Gradually I am losing my status as a negative stimulus. This is also having a significant impact on my “one person bird” problems. I suspect mum is always going to be Charlie’s favourite and that’s fine. The more trust I build by doing the above, the more I am now able to interact with him without getting bit though. Which is a really great result considering that the preferred human doesn’t want to train or medicate the bird!
Obviously, the more the above works, the less the reinforcement I’m using is going to work long term. If I’m no longer a negative stimulus, getting away from me is no longer reinforcing. If mum is no longer the only person on the planet Charlie wants to be with, her value as a reward for positive reinforcement diminishes too.
All is not lost however. I have lorikeets. They have trained me well in methods of rewarding birds that don’t eat seeds and nuts! (Click here for a blogpost on difficult to reward birds.) I should in theory, soon be able to move onto some normal training with Charlie using those sorts of rewards instead of the normal food rewards that we associate with training.

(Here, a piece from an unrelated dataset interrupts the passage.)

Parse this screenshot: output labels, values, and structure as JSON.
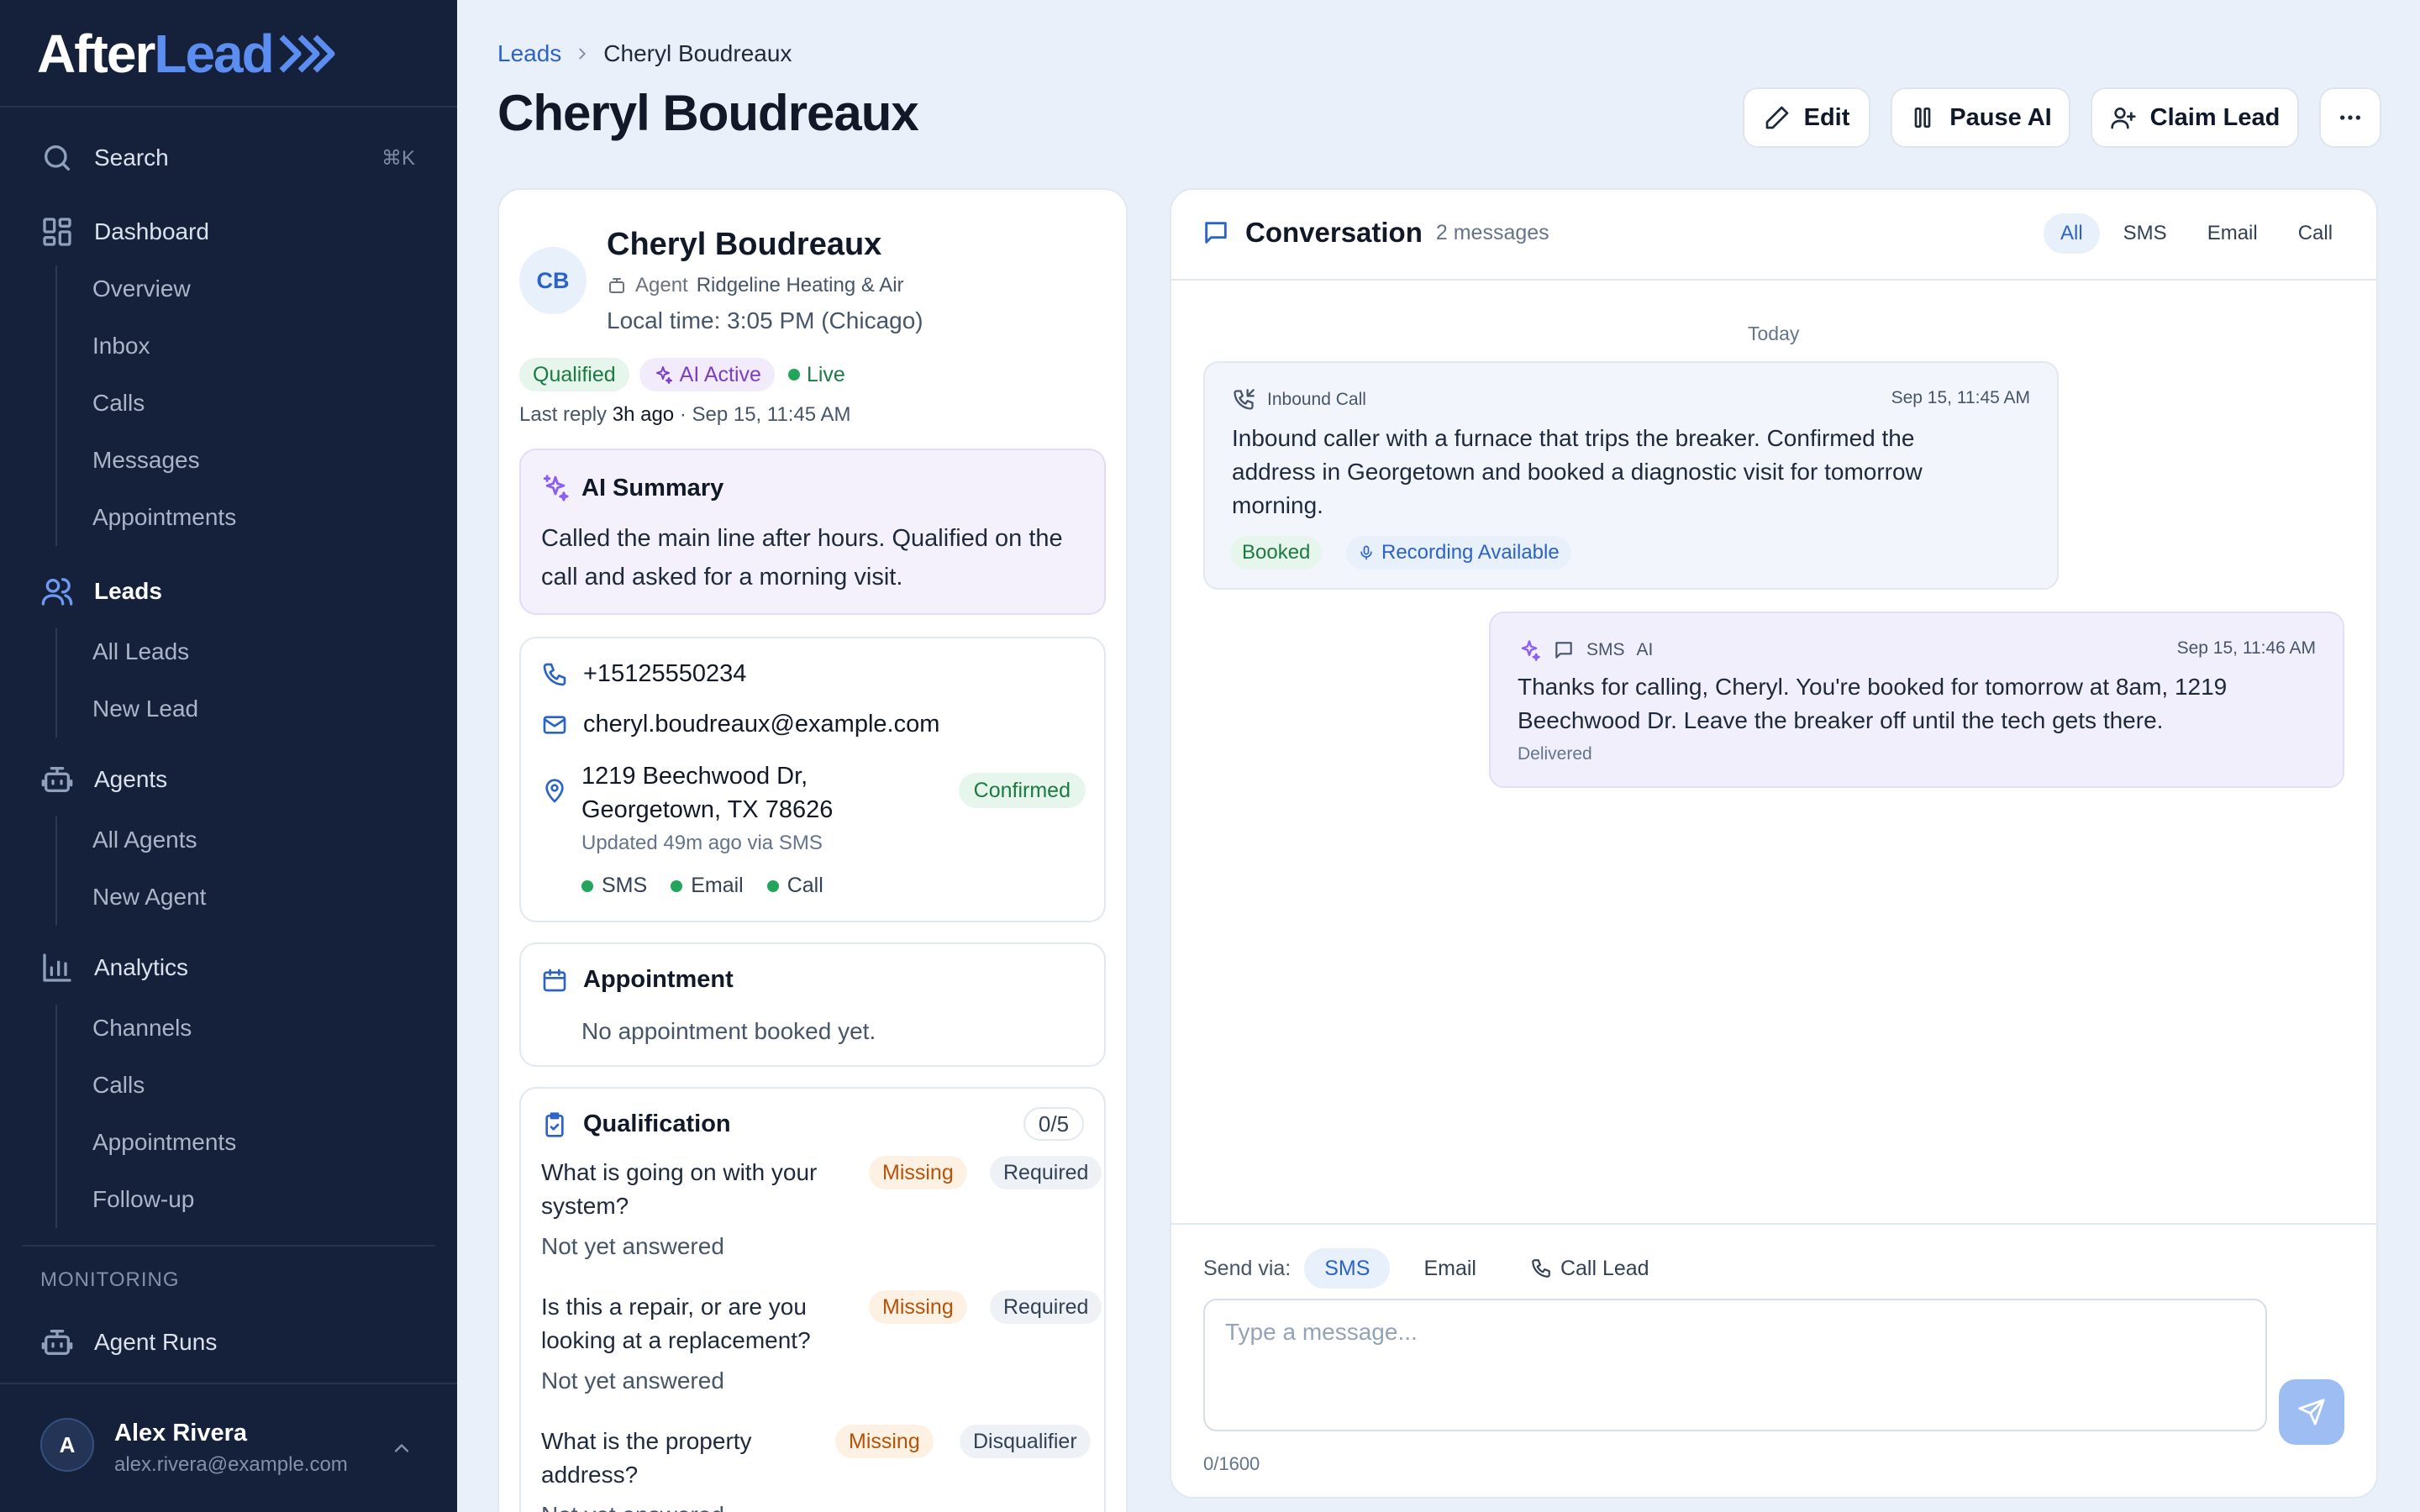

The other thing that’s going to come up? Charlie’s fear of towels. I’ve found that allowing him to develop a fear of towels has helped speed things up. I wanted to develop some sort of trust with Charlie and I wanted to do it FAST in order to make the medication sessions less stressful to him. So allowing him to blame the towel for his failure to escape me at medication times, has been handy but it isn’t great long term. If a vet ever needs to towel him… I don’t want him to freak out.
Fortunately, I don’t have to towel my other galahs that have permanent conditions when I medicate them. The more practice you have with a syringe – the easier it gets. As I build trust with Charlie, I plan to stop using a towel completely and medicate him in the same way that I medicate the others. They barely even seem to notice when I produce a syringe – it’s just one more quick interaction. By then, I plan to have done enough training with Charlie to be able to do something to reduce Charlie’s fear of towels. (Click here for a post about how I worked to reduce my Eclectus parrot’s fear of wall hangings.)

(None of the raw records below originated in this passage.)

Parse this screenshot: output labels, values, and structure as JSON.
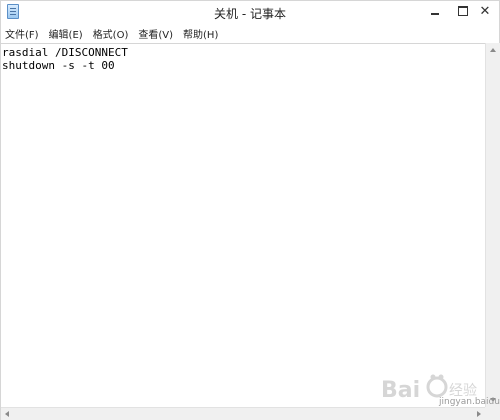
{
  "window": {
    "title": "关机 - 记事本"
  },
  "titlebar": {
    "icons": {
      "app": "notepad-icon",
      "minimize": "minimize-icon",
      "maximize": "maximize-icon",
      "close": "close-icon"
    },
    "close_glyph": "✕"
  },
  "menu": {
    "items": [
      {
        "label": "文件(F)"
      },
      {
        "label": "编辑(E)"
      },
      {
        "label": "格式(O)"
      },
      {
        "label": "查看(V)"
      },
      {
        "label": "帮助(H)"
      }
    ]
  },
  "editor": {
    "lines": [
      "rasdial /DISCONNECT",
      "shutdown -s -t 00"
    ]
  },
  "watermark": {
    "text": "jingyan.baidu.com"
  },
  "colors": {
    "background": "#ffffff",
    "border": "#d6d6d6",
    "scrollbar": "#f0f0f0"
  }
}
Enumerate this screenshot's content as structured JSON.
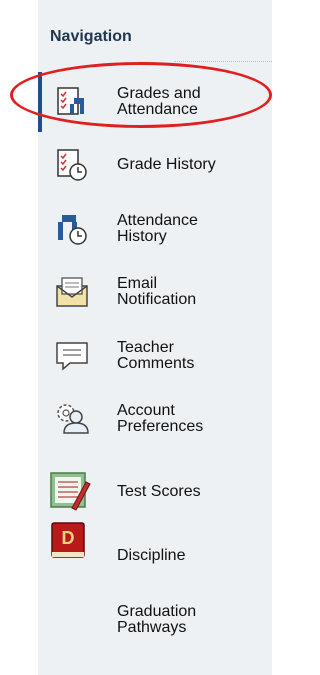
{
  "nav": {
    "heading": "Navigation",
    "items": [
      {
        "id": "grades-attendance",
        "label": "Grades and\nAttendance",
        "icon": "grades-attendance-icon",
        "active": true
      },
      {
        "id": "grade-history",
        "label": "Grade History",
        "icon": "grade-history-icon"
      },
      {
        "id": "attendance-history",
        "label": "Attendance\nHistory",
        "icon": "attendance-history-icon"
      },
      {
        "id": "email-notification",
        "label": "Email\nNotification",
        "icon": "envelope-icon"
      },
      {
        "id": "teacher-comments",
        "label": "Teacher\nComments",
        "icon": "comment-icon"
      },
      {
        "id": "account-preferences",
        "label": "Account\nPreferences",
        "icon": "account-preferences-icon"
      },
      {
        "id": "test-scores",
        "label": "Test Scores",
        "icon": "test-scores-icon"
      },
      {
        "id": "discipline",
        "label": "Discipline",
        "icon": "discipline-icon"
      },
      {
        "id": "graduation-pathways",
        "label": "Graduation\nPathways",
        "icon": ""
      }
    ]
  },
  "annotation": {
    "color": "#e02020"
  }
}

It’s complicated I guess and no doubt other bits and pieces are going to come up – but it’s worth putting in the effort. Oh and mum has noticed. “It’s weird how Charlie likes you now, isn’t it?” she said the other day. I did think about telling her why, but then it occurred to me that she might start yelling if she notices that I smile whenever I see a walnut.